**Task instructions**
Apart from the images, output the data below exactly.

**Data records**
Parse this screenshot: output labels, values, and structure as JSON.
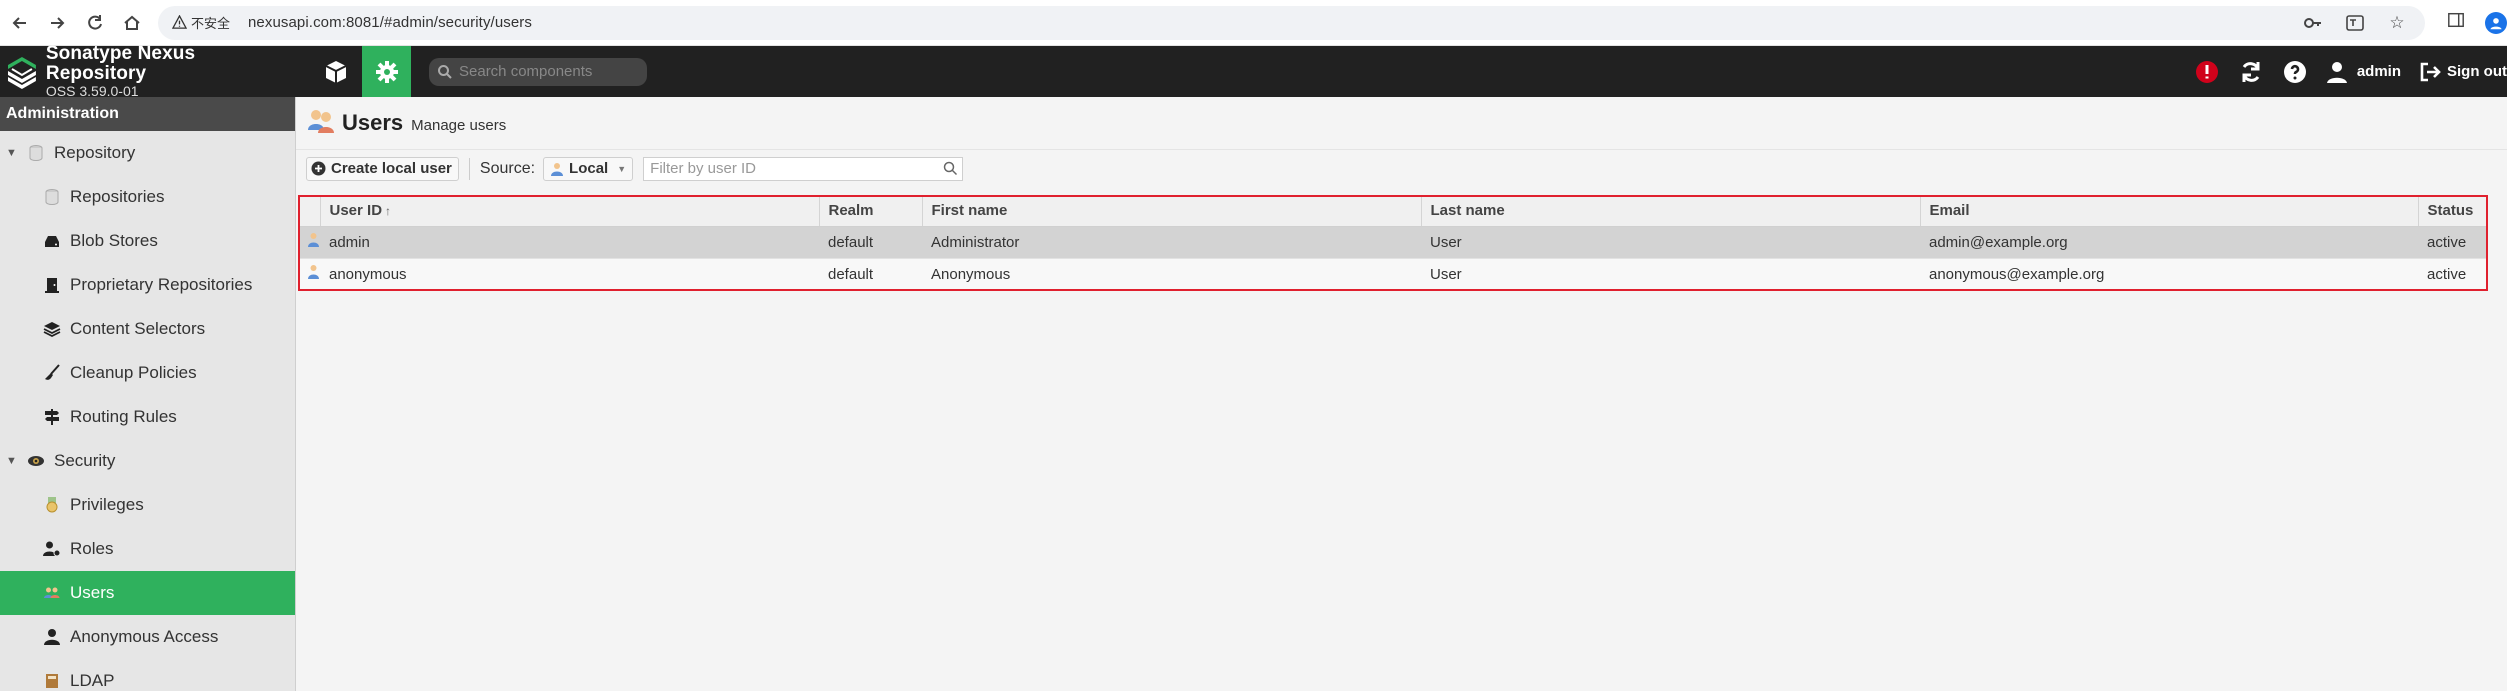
{
  "browser": {
    "security_warning": "不安全",
    "url": "nexusapi.com:8081/#admin/security/users"
  },
  "header": {
    "app_title": "Sonatype Nexus Repository",
    "version": "OSS 3.59.0-01",
    "search_placeholder": "Search components",
    "user_name": "admin",
    "sign_out": "Sign out"
  },
  "sidebar": {
    "heading": "Administration",
    "groups": [
      {
        "label": "Repository",
        "icon": "database-icon"
      },
      {
        "label": "Security",
        "icon": "eye-icon"
      }
    ],
    "repository_items": [
      {
        "label": "Repositories",
        "icon": "database-icon"
      },
      {
        "label": "Blob Stores",
        "icon": "hdd-icon"
      },
      {
        "label": "Proprietary Repositories",
        "icon": "door-icon"
      },
      {
        "label": "Content Selectors",
        "icon": "layers-icon"
      },
      {
        "label": "Cleanup Policies",
        "icon": "broom-icon"
      },
      {
        "label": "Routing Rules",
        "icon": "signpost-icon"
      }
    ],
    "security_items": [
      {
        "label": "Privileges",
        "icon": "medal-icon"
      },
      {
        "label": "Roles",
        "icon": "user-gear-icon"
      },
      {
        "label": "Users",
        "icon": "users-icon"
      },
      {
        "label": "Anonymous Access",
        "icon": "user-icon"
      },
      {
        "label": "LDAP",
        "icon": "book-icon"
      }
    ]
  },
  "main": {
    "title": "Users",
    "subtitle": "Manage users",
    "create_button": "Create local user",
    "source_label": "Source:",
    "source_value": "Local",
    "filter_placeholder": "Filter by user ID",
    "columns": [
      "User ID",
      "Realm",
      "First name",
      "Last name",
      "Email",
      "Status"
    ],
    "rows": [
      {
        "user_id": "admin",
        "realm": "default",
        "first_name": "Administrator",
        "last_name": "User",
        "email": "admin@example.org",
        "status": "active"
      },
      {
        "user_id": "anonymous",
        "realm": "default",
        "first_name": "Anonymous",
        "last_name": "User",
        "email": "anonymous@example.org",
        "status": "active"
      }
    ]
  },
  "colors": {
    "accent": "#2fb15d",
    "header_bg": "#212121",
    "highlight_outline": "#e0202e"
  }
}
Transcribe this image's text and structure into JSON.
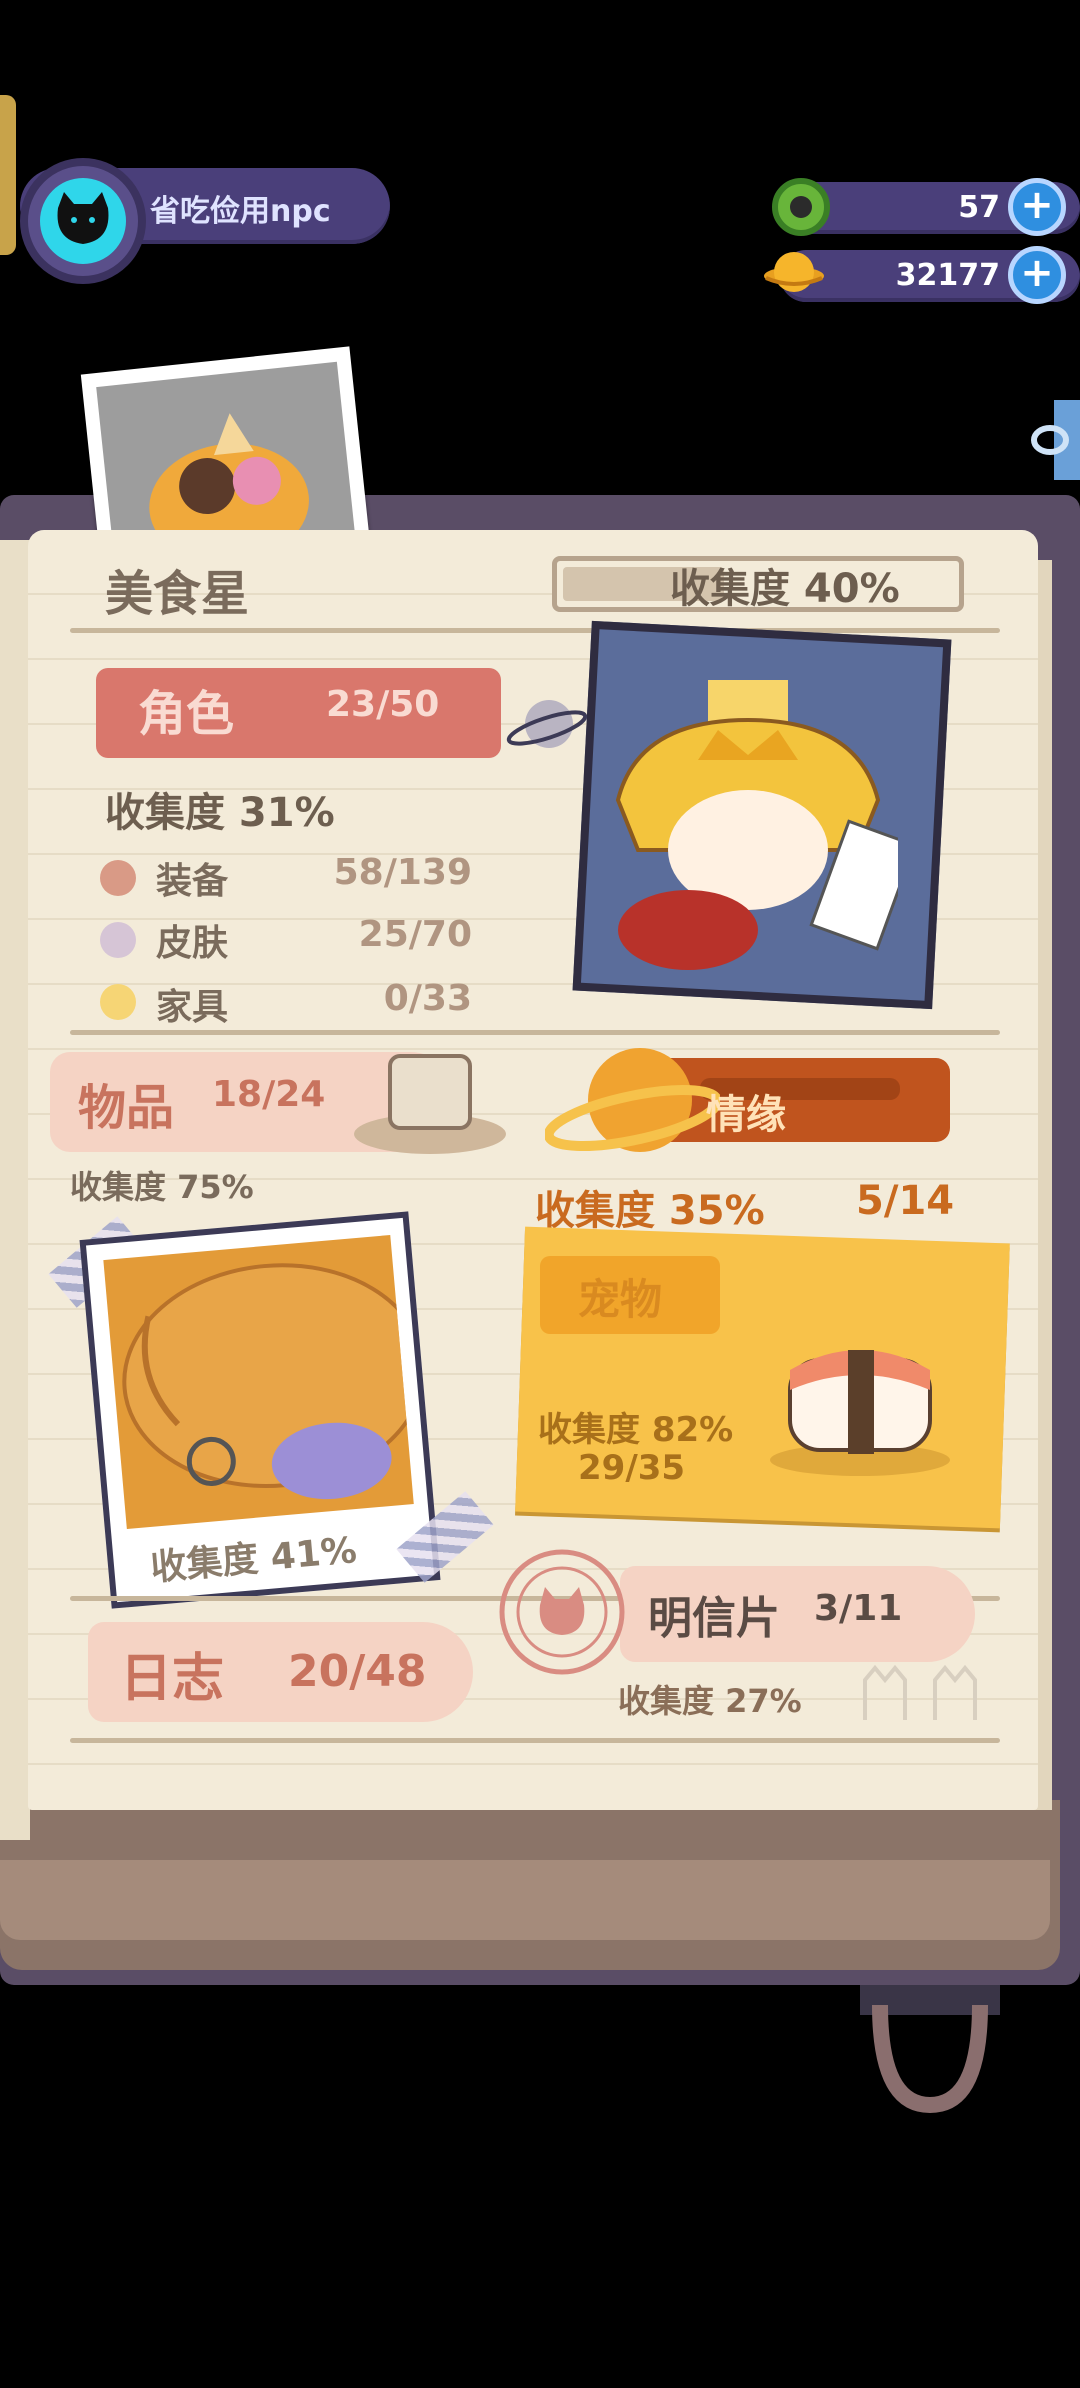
{
  "player": {
    "name": "省吃俭用npc"
  },
  "resources": [
    {
      "icon": "donut-icon",
      "value": "57"
    },
    {
      "icon": "planet-coin-icon",
      "value": "32177"
    }
  ],
  "book": {
    "title": "美食星",
    "overall_collection": {
      "label": "收集度 40%",
      "fraction": 0.4
    },
    "character": {
      "label": "角色",
      "count": "23/50",
      "collection": "收集度 31%",
      "subitems": [
        {
          "label": "装备",
          "count": "58/139",
          "color": "#d99a86"
        },
        {
          "label": "皮肤",
          "count": "25/70",
          "color": "#d6c5d6"
        },
        {
          "label": "家具",
          "count": "0/33",
          "color": "#f6d575"
        }
      ]
    },
    "items": {
      "label": "物品",
      "count": "18/24",
      "collection": "收集度 75%"
    },
    "bond": {
      "label": "情缘",
      "collection": "收集度 35%",
      "count": "5/14"
    },
    "food_photo": {
      "collection": "收集度 41%"
    },
    "pets": {
      "label": "宠物",
      "collection": "收集度 82%",
      "count": "29/35"
    },
    "diary": {
      "label": "日志",
      "count": "20/48"
    },
    "postcards": {
      "label": "明信片",
      "count": "3/11",
      "collection": "收集度 27%"
    }
  },
  "colors": {
    "accent_blue": "#2f8fe0",
    "banner_red": "#d9776c",
    "pet_yellow": "#f8c24a",
    "bond_orange": "#c0541e"
  }
}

**Response**
Parse this screenshot: output labels, values, and structure as JSON.
{
  "browser": {
    "security_warning": "不安全",
    "url": "nexusapi.com:8081/#admin/security/users"
  },
  "header": {
    "app_title": "Sonatype Nexus Repository",
    "version": "OSS 3.59.0-01",
    "search_placeholder": "Search components",
    "user_name": "admin",
    "sign_out": "Sign out"
  },
  "sidebar": {
    "heading": "Administration",
    "groups": [
      {
        "label": "Repository",
        "icon": "database-icon"
      },
      {
        "label": "Security",
        "icon": "eye-icon"
      }
    ],
    "repository_items": [
      {
        "label": "Repositories",
        "icon": "database-icon"
      },
      {
        "label": "Blob Stores",
        "icon": "hdd-icon"
      },
      {
        "label": "Proprietary Repositories",
        "icon": "door-icon"
      },
      {
        "label": "Content Selectors",
        "icon": "layers-icon"
      },
      {
        "label": "Cleanup Policies",
        "icon": "broom-icon"
      },
      {
        "label": "Routing Rules",
        "icon": "signpost-icon"
      }
    ],
    "security_items": [
      {
        "label": "Privileges",
        "icon": "medal-icon"
      },
      {
        "label": "Roles",
        "icon": "user-gear-icon"
      },
      {
        "label": "Users",
        "icon": "users-icon"
      },
      {
        "label": "Anonymous Access",
        "icon": "user-icon"
      },
      {
        "label": "LDAP",
        "icon": "book-icon"
      }
    ]
  },
  "main": {
    "title": "Users",
    "subtitle": "Manage users",
    "create_button": "Create local user",
    "source_label": "Source:",
    "source_value": "Local",
    "filter_placeholder": "Filter by user ID",
    "columns": [
      "User ID",
      "Realm",
      "First name",
      "Last name",
      "Email",
      "Status"
    ],
    "rows": [
      {
        "user_id": "admin",
        "realm": "default",
        "first_name": "Administrator",
        "last_name": "User",
        "email": "admin@example.org",
        "status": "active"
      },
      {
        "user_id": "anonymous",
        "realm": "default",
        "first_name": "Anonymous",
        "last_name": "User",
        "email": "anonymous@example.org",
        "status": "active"
      }
    ]
  },
  "colors": {
    "accent": "#2fb15d",
    "header_bg": "#212121",
    "highlight_outline": "#e0202e"
  }
}
Transcribe this image's text and structure into JSON.
{
  "player": {
    "name": "省吃俭用npc"
  },
  "resources": [
    {
      "icon": "donut-icon",
      "value": "57"
    },
    {
      "icon": "planet-coin-icon",
      "value": "32177"
    }
  ],
  "book": {
    "title": "美食星",
    "overall_collection": {
      "label": "收集度 40%",
      "fraction": 0.4
    },
    "character": {
      "label": "角色",
      "count": "23/50",
      "collection": "收集度 31%",
      "subitems": [
        {
          "label": "装备",
          "count": "58/139",
          "color": "#d99a86"
        },
        {
          "label": "皮肤",
          "count": "25/70",
          "color": "#d6c5d6"
        },
        {
          "label": "家具",
          "count": "0/33",
          "color": "#f6d575"
        }
      ]
    },
    "items": {
      "label": "物品",
      "count": "18/24",
      "collection": "收集度 75%"
    },
    "bond": {
      "label": "情缘",
      "collection": "收集度 35%",
      "count": "5/14"
    },
    "food_photo": {
      "collection": "收集度 41%"
    },
    "pets": {
      "label": "宠物",
      "collection": "收集度 82%",
      "count": "29/35"
    },
    "diary": {
      "label": "日志",
      "count": "20/48"
    },
    "postcards": {
      "label": "明信片",
      "count": "3/11",
      "collection": "收集度 27%"
    }
  },
  "colors": {
    "accent_blue": "#2f8fe0",
    "banner_red": "#d9776c",
    "pet_yellow": "#f8c24a",
    "bond_orange": "#c0541e"
  }
}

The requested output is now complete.